FBI investigates if Minnesotan, California shooters linked
ST. PAUL -- The FBI is investigating a Minnesotan who faces federal terrorism charges to see if he was in contact with the couple involved in last week's San Bernardino, Calif., terror attack before he turned himself in to Somali authorities. Moh...
ST. PAUL -- The FBI is investigating a Minnesotan who faces federal terrorism charges to see if he was in contact with the couple involved in last week's San Bernardino, Calif., terror attack before he turned himself in to Somali authorities.
Mohamed Abdullahi "Miski" Hassan surrendered to the Somali National Intelligence and Security Agency in Mogadishu a month ago, a U.S. State Department spokesman said. Any communication with California shooters Tashfeen Malik or Syed Rizwan Farook would have occurred before then.
The Los Angeles Times reports that "the FBI has become increasingly 'intrigued with' Hassan, who became a recruiter for the Islamic State. The agency is trying to determine whether he and Farook were in any contact before last week’s attack."

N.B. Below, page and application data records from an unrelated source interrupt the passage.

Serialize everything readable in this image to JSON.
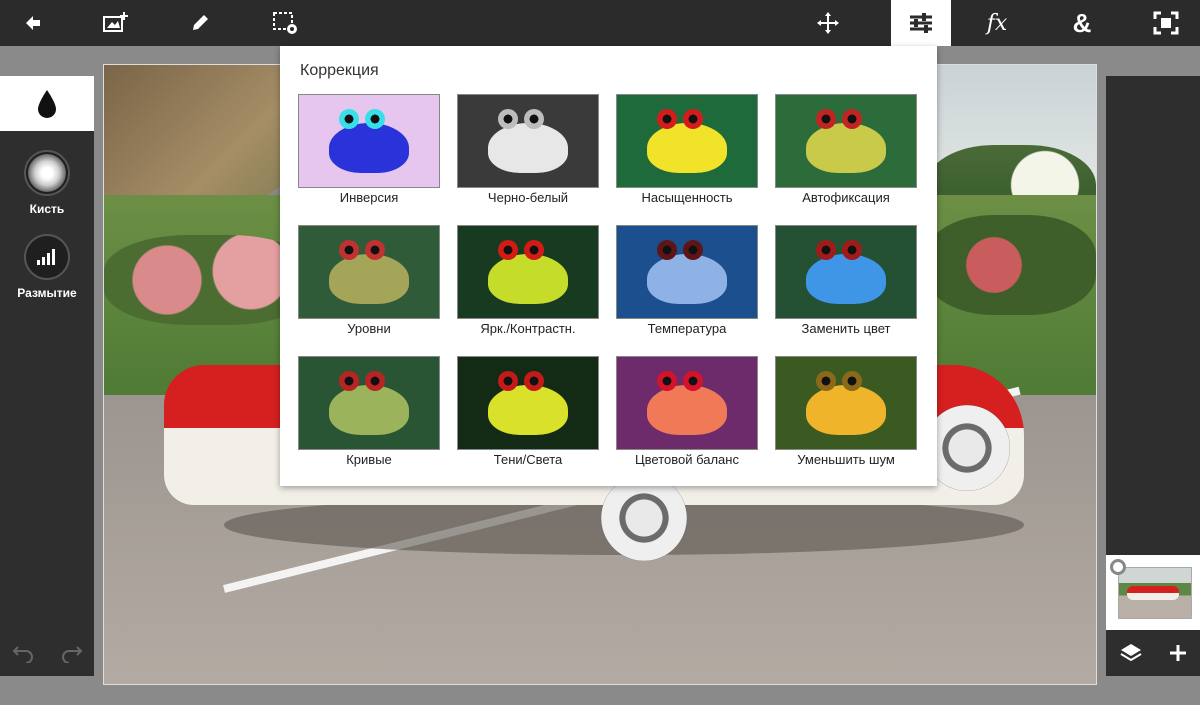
{
  "toolbar": {
    "icons": [
      "back-arrow-icon",
      "add-image-icon",
      "pencil-icon",
      "selection-settings-icon",
      "move-icon",
      "adjustments-icon",
      "fx-icon",
      "ampersand-icon",
      "fit-screen-icon"
    ],
    "fx_label": "fx",
    "amp_label": "&",
    "active": "adjustments-icon"
  },
  "left_panel": {
    "tools": [
      {
        "name": "drop-icon",
        "label": ""
      },
      {
        "name": "brush-icon",
        "label": "Кисть"
      },
      {
        "name": "blur-bars-icon",
        "label": "Размытие"
      }
    ]
  },
  "popup": {
    "title": "Коррекция",
    "items": [
      {
        "label": "Инверсия",
        "bg": "#e6c6ee",
        "frog": "#2a32d9",
        "eye": "#37e0e8"
      },
      {
        "label": "Черно-белый",
        "bg": "#3a3a3a",
        "frog": "#e7e7e7",
        "eye": "#bdbdbd"
      },
      {
        "label": "Насыщенность",
        "bg": "#1f6a3a",
        "frog": "#f1e22a",
        "eye": "#d41c1c"
      },
      {
        "label": "Автофиксация",
        "bg": "#2b6c3a",
        "frog": "#c9c94a",
        "eye": "#c22323"
      },
      {
        "label": "Уровни",
        "bg": "#2f5b39",
        "frog": "#a5a55a",
        "eye": "#c23131"
      },
      {
        "label": "Ярк./Контрастн.",
        "bg": "#183a20",
        "frog": "#c5dd2a",
        "eye": "#d11b14"
      },
      {
        "label": "Температура",
        "bg": "#1b4f8e",
        "frog": "#8fb2e6",
        "eye": "#5d1515"
      },
      {
        "label": "Заменить цвет",
        "bg": "#245033",
        "frog": "#3f95e6",
        "eye": "#a21b1b"
      },
      {
        "label": "Кривые",
        "bg": "#2a5535",
        "frog": "#9bb45b",
        "eye": "#b82424"
      },
      {
        "label": "Тени/Света",
        "bg": "#132a14",
        "frog": "#d9e12a",
        "eye": "#c41a1a"
      },
      {
        "label": "Цветовой баланс",
        "bg": "#6d2b6b",
        "frog": "#f07a58",
        "eye": "#d4122a"
      },
      {
        "label": "Уменьшить шум",
        "bg": "#3a5a22",
        "frog": "#f0b42a",
        "eye": "#8a6a1a"
      }
    ]
  },
  "right_panel": {
    "icons": [
      "layers-icon",
      "plus-icon"
    ]
  }
}
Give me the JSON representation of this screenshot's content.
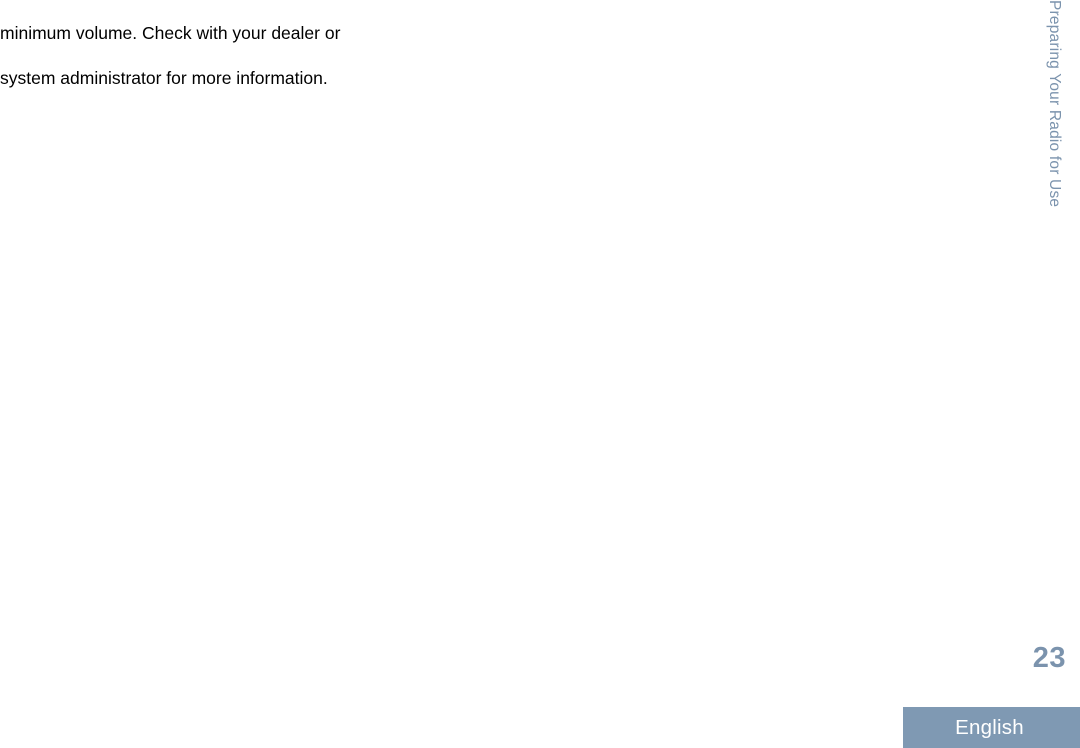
{
  "document": {
    "page_background": "#ffffff",
    "accent_color": "#7b93ad",
    "footer_bar_color": "#7f99b3",
    "body_text_color": "#000000"
  },
  "body": {
    "paragraph_lines": [
      "minimum volume. Check with your dealer or",
      "system administrator for more information."
    ],
    "line_1": "minimum volume. Check with your dealer or",
    "line_2": "system administrator for more information."
  },
  "side_tab": {
    "chapter_title": "Preparing Your Radio for Use"
  },
  "footer": {
    "page_number": "23",
    "language": "English"
  }
}
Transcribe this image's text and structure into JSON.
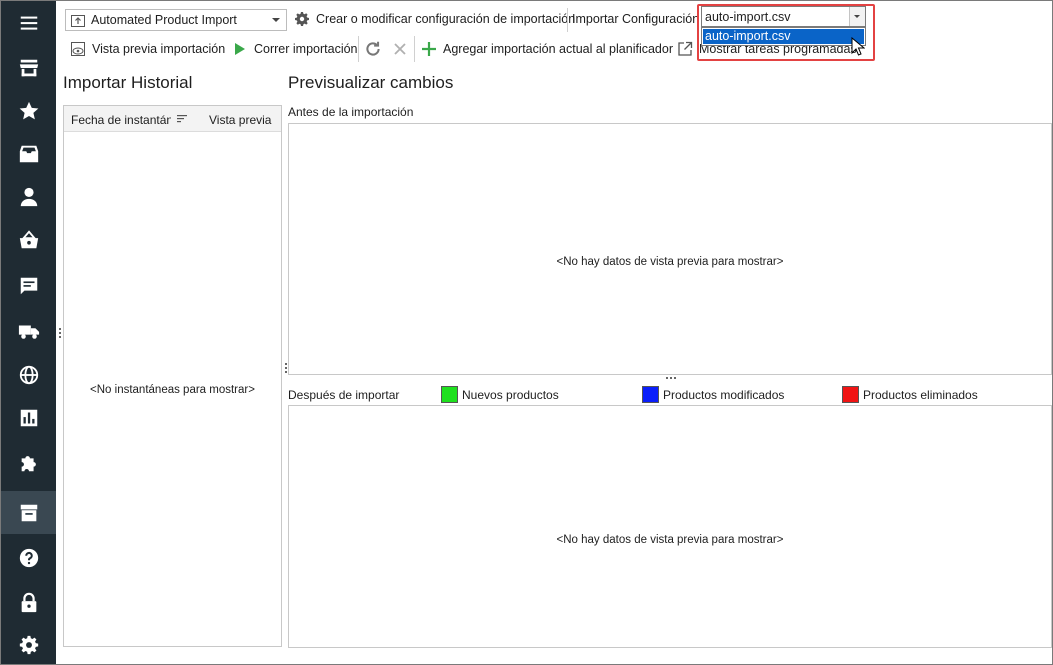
{
  "sidebar": {
    "items": [
      {
        "icon": "menu-icon"
      },
      {
        "icon": "store-icon"
      },
      {
        "icon": "star-icon"
      },
      {
        "icon": "inbox-icon"
      },
      {
        "icon": "user-icon"
      },
      {
        "icon": "basket-icon"
      },
      {
        "icon": "chat-icon"
      },
      {
        "icon": "truck-icon"
      },
      {
        "icon": "globe-icon"
      },
      {
        "icon": "chart-icon"
      },
      {
        "icon": "puzzle-icon"
      },
      {
        "icon": "import-box-icon",
        "active": true
      },
      {
        "icon": "help-icon"
      },
      {
        "icon": "lock-icon"
      },
      {
        "icon": "gear-icon"
      }
    ],
    "bg_color": "#1f2b33"
  },
  "toolbar": {
    "profile_value": "Automated Product Import",
    "create_config_label": "Crear o modificar configuración de importación",
    "import_config_label": "Importar Configuración",
    "import_config_value": "auto-import.csv",
    "dropdown_option": "auto-import.csv",
    "preview_import_label": "Vista previa importación",
    "run_import_label": "Correr importación",
    "add_scheduler_label": "Agregar importación actual al planificador",
    "show_tasks_label": "Mostrar tareas programadas"
  },
  "history": {
    "title": "Importar Historial",
    "columns": [
      "Fecha de instantánea",
      "Vista previa"
    ],
    "empty_text": "<No instantáneas para mostrar>"
  },
  "preview": {
    "title": "Previsualizar cambios",
    "before_label": "Antes de la importación",
    "after_label": "Después de importar",
    "empty_text": "<No hay datos de vista previa para mostrar>",
    "legend": [
      {
        "label": "Nuevos productos",
        "color": "#1ee01e"
      },
      {
        "label": "Productos modificados",
        "color": "#0a1efa"
      },
      {
        "label": "Productos eliminados",
        "color": "#f01414"
      }
    ]
  },
  "colors": {
    "highlight": "#e34242",
    "selection": "#0a64c8",
    "run_green": "#3aa84a",
    "add_green": "#3aa84a"
  }
}
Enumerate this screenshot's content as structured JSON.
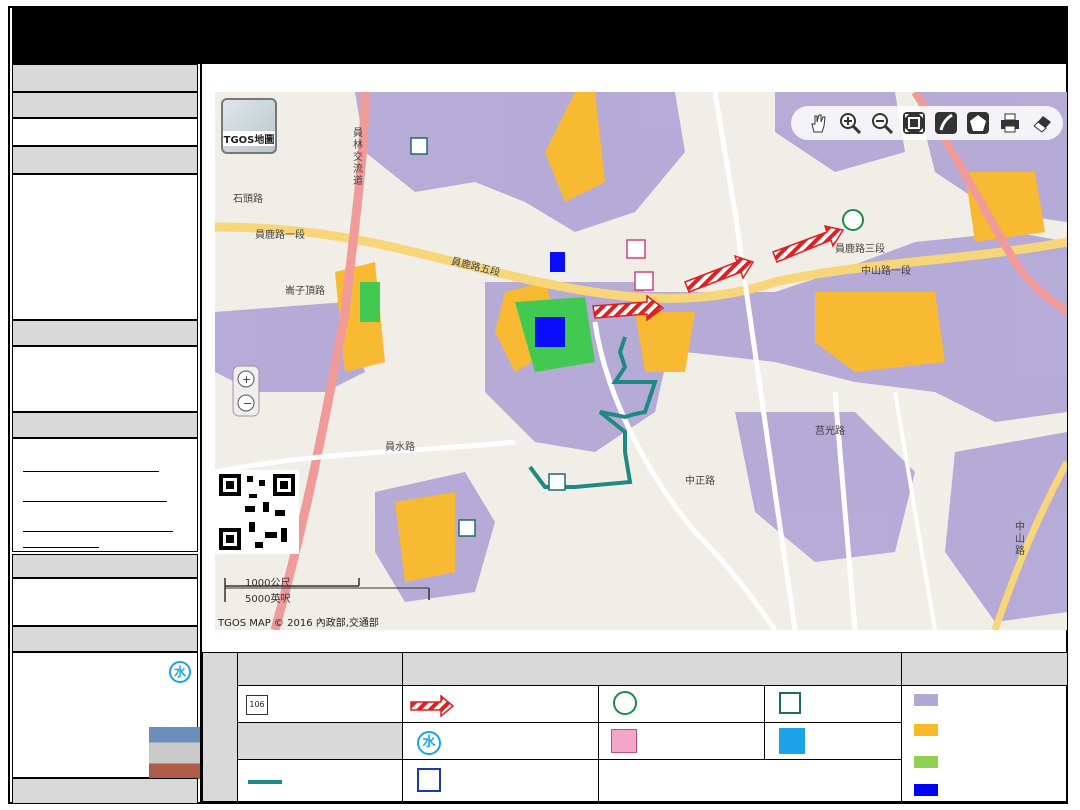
{
  "map": {
    "road_labels": [
      "員林交流道",
      "員鹿路一段",
      "員鹿路五段",
      "中山路一段",
      "員鹿路三段",
      "石頭路",
      "崙子頂路",
      "員水路",
      "莒光路",
      "中正路",
      "中山路"
    ],
    "tgos_button_label": "TGOS地圖",
    "scale": {
      "metric": "1000公尺",
      "imperial": "5000英呎"
    },
    "copyright": "TGOS MAP © 2016 內政部,交通部",
    "toolbar_icons": [
      "hand-pan-icon",
      "zoom-in-icon",
      "zoom-out-icon",
      "full-extent-icon",
      "draw-line-icon",
      "draw-polygon-icon",
      "print-icon",
      "eraser-icon"
    ]
  },
  "legend": {
    "route_badge": "106",
    "water_icon_glyph": "水",
    "density_colors": [
      "#b3a7d6",
      "#f9b82a",
      "#92d050",
      "#0000ff"
    ],
    "route_line_color": "#1e8a82",
    "arrow_color": "#e02020"
  },
  "left_panel": {
    "water_icon_glyph": "水"
  }
}
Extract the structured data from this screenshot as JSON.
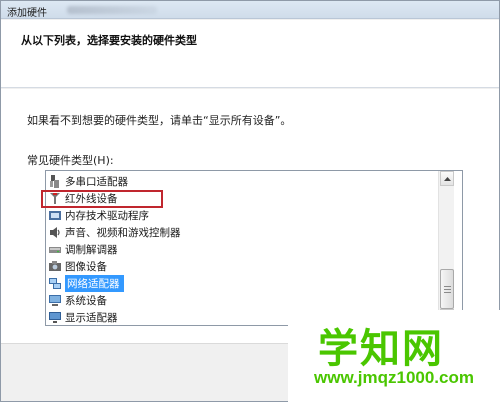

He already had been linked via social media to the shooter in a Garland, Texas, incident in May.
Hassan, who legally lived in Minneapolis before returning to Somalia, has been active on social media, particularly Twitter, in recruiting for al-Shabab, an al Qaeda's affiliate in Somalia, according to government officials and leaders of private organizations who follow terrorism activities. His tweets allegedly have influenced others from Minnesota's Somali community to join the jihad.
Hassan is one of the FBI's most wanted terror fugitives and faces 2009 terrorism charges. The charges came shortly after he left Minnesota, where he attended a Minneapolis high school before heading to Somalia.
State Department spokesman Pooja Jhunjhunwala did not say why Hassan's Nov. 6 surrender had not been announced, but did say that Hassan is a "lawful permanent resident of the United States."
"The U.S. mission to Somalia is discussing this case with the Somali federal government," Jhunjhunwala said. "The United States does not have an extradition agreement with Somalia."
Jhunjhunwala said he had no further details of the case.
Minnesota Public Radio reports that Hassan "had a fallout with al-Shabab recently after he publicly showed sympathy for ISIS and strongly advocated for al-Shabab to join ISIS, according to postings on his Twitter account."
The New York-based Counter Extremism Project applauded Hassan's arrest, calling him a "prolific jihadi propagandist and recruiter" who "created a broad social-media presence on Twitter and other social media platforms to recruit and incite violence for al-Shabab and ISIS."
Twitter suspended Hassan's accounts more than 30 times, the project reports. "Each time, Miski reappeared and resumed posting messages of support for ISIS, communicating with would-be jihadists, and encouraging heinous acts of violence."
After a terrorist attack on a French magazine earlier this year, the project quotes a Hassan tweet as saying: "It's time for brothers in the #US to do their part."
The project's leader told ABC News that Hassan has gained influence.
"He's known as one of the go-to individuals online who individuals who want more information about how to travel to ISIS-controlled territory, who want information about what these radical groups are doing, they go to him," project Executive Director David Ibsen said.
Ibsen called Hassan "kind of a new wave of propagandist who is really at the forefront of using communication tools to effectively put out that extremist message."